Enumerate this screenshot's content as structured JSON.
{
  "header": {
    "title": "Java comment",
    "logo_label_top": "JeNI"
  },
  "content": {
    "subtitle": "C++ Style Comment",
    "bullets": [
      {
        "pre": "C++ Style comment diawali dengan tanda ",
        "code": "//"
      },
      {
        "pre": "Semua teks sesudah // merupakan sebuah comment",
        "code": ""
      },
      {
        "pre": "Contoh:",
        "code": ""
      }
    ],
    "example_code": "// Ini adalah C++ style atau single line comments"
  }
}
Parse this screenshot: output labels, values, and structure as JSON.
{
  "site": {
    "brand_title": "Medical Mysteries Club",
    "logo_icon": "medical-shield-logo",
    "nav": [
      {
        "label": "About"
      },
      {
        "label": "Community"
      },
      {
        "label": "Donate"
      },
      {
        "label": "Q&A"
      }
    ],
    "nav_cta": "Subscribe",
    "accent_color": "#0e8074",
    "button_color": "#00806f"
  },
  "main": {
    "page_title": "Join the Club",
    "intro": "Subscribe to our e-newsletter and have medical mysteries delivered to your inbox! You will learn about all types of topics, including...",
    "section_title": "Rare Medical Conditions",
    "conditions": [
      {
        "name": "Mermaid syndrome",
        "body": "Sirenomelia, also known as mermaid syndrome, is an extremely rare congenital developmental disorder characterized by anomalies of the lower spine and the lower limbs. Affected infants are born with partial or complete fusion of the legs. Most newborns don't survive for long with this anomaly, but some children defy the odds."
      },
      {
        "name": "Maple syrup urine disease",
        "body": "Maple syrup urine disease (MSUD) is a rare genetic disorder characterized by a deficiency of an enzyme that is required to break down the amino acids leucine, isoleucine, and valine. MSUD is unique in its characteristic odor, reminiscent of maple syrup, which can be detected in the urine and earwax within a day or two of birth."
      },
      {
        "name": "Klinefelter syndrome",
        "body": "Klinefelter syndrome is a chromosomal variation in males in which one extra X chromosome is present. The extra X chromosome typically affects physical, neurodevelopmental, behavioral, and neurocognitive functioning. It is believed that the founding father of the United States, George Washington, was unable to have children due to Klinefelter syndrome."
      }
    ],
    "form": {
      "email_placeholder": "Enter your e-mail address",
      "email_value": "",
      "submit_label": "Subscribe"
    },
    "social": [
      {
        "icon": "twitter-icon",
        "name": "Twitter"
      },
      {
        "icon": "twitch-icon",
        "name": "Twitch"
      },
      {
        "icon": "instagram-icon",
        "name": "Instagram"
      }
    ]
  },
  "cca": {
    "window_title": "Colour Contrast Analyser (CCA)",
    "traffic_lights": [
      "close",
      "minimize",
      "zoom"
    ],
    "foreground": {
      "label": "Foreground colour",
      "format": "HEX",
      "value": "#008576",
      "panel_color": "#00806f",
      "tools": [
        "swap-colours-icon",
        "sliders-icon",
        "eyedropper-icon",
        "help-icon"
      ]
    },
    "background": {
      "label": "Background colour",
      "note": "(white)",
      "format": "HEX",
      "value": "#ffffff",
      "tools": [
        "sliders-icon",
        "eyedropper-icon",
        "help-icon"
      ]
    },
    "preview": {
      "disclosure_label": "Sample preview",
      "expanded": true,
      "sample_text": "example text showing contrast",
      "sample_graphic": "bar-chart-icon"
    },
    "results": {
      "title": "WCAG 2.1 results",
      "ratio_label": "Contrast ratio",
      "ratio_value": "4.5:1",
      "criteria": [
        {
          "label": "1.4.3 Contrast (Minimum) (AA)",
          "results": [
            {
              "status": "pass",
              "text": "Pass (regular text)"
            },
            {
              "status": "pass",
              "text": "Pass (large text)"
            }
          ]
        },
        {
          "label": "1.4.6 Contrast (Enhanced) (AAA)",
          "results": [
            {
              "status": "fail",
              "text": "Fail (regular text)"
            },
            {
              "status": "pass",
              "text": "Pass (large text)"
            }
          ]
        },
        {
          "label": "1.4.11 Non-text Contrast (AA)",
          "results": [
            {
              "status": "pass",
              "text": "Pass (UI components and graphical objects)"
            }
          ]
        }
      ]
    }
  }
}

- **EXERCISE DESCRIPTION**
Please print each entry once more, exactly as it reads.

- **WRITTEN ANSWER**
Enumerate this screenshot's content as structured JSON.
{
  "header": {
    "title": "Java comment",
    "logo_label_top": "JeNI"
  },
  "content": {
    "subtitle": "C++ Style Comment",
    "bullets": [
      {
        "pre": "C++ Style comment diawali dengan tanda ",
        "code": "//"
      },
      {
        "pre": "Semua teks sesudah // merupakan sebuah comment",
        "code": ""
      },
      {
        "pre": "Contoh:",
        "code": ""
      }
    ],
    "example_code": "// Ini adalah C++ style atau single line comments"
  }
}
Parse this screenshot: output labels, values, and structure as JSON.
{
  "site": {
    "brand_title": "Medical Mysteries Club",
    "logo_icon": "medical-shield-logo",
    "nav": [
      {
        "label": "About"
      },
      {
        "label": "Community"
      },
      {
        "label": "Donate"
      },
      {
        "label": "Q&A"
      }
    ],
    "nav_cta": "Subscribe",
    "accent_color": "#0e8074",
    "button_color": "#00806f"
  },
  "main": {
    "page_title": "Join the Club",
    "intro": "Subscribe to our e-newsletter and have medical mysteries delivered to your inbox! You will learn about all types of topics, including...",
    "section_title": "Rare Medical Conditions",
    "conditions": [
      {
        "name": "Mermaid syndrome",
        "body": "Sirenomelia, also known as mermaid syndrome, is an extremely rare congenital developmental disorder characterized by anomalies of the lower spine and the lower limbs. Affected infants are born with partial or complete fusion of the legs. Most newborns don't survive for long with this anomaly, but some children defy the odds."
      },
      {
        "name": "Maple syrup urine disease",
        "body": "Maple syrup urine disease (MSUD) is a rare genetic disorder characterized by a deficiency of an enzyme that is required to break down the amino acids leucine, isoleucine, and valine. MSUD is unique in its characteristic odor, reminiscent of maple syrup, which can be detected in the urine and earwax within a day or two of birth."
      },
      {
        "name": "Klinefelter syndrome",
        "body": "Klinefelter syndrome is a chromosomal variation in males in which one extra X chromosome is present. The extra X chromosome typically affects physical, neurodevelopmental, behavioral, and neurocognitive functioning. It is believed that the founding father of the United States, George Washington, was unable to have children due to Klinefelter syndrome."
      }
    ],
    "form": {
      "email_placeholder": "Enter your e-mail address",
      "email_value": "",
      "submit_label": "Subscribe"
    },
    "social": [
      {
        "icon": "twitter-icon",
        "name": "Twitter"
      },
      {
        "icon": "twitch-icon",
        "name": "Twitch"
      },
      {
        "icon": "instagram-icon",
        "name": "Instagram"
      }
    ]
  },
  "cca": {
    "window_title": "Colour Contrast Analyser (CCA)",
    "traffic_lights": [
      "close",
      "minimize",
      "zoom"
    ],
    "foreground": {
      "label": "Foreground colour",
      "format": "HEX",
      "value": "#008576",
      "panel_color": "#00806f",
      "tools": [
        "swap-colours-icon",
        "sliders-icon",
        "eyedropper-icon",
        "help-icon"
      ]
    },
    "background": {
      "label": "Background colour",
      "note": "(white)",
      "format": "HEX",
      "value": "#ffffff",
      "tools": [
        "sliders-icon",
        "eyedropper-icon",
        "help-icon"
      ]
    },
    "preview": {
      "disclosure_label": "Sample preview",
      "expanded": true,
      "sample_text": "example text showing contrast",
      "sample_graphic": "bar-chart-icon"
    },
    "results": {
      "title": "WCAG 2.1 results",
      "ratio_label": "Contrast ratio",
      "ratio_value": "4.5:1",
      "criteria": [
        {
          "label": "1.4.3 Contrast (Minimum) (AA)",
          "results": [
            {
              "status": "pass",
              "text": "Pass (regular text)"
            },
            {
              "status": "pass",
              "text": "Pass (large text)"
            }
          ]
        },
        {
          "label": "1.4.6 Contrast (Enhanced) (AAA)",
          "results": [
            {
              "status": "fail",
              "text": "Fail (regular text)"
            },
            {
              "status": "pass",
              "text": "Pass (large text)"
            }
          ]
        },
        {
          "label": "1.4.11 Non-text Contrast (AA)",
          "results": [
            {
              "status": "pass",
              "text": "Pass (UI components and graphical objects)"
            }
          ]
        }
      ]
    }
  }
}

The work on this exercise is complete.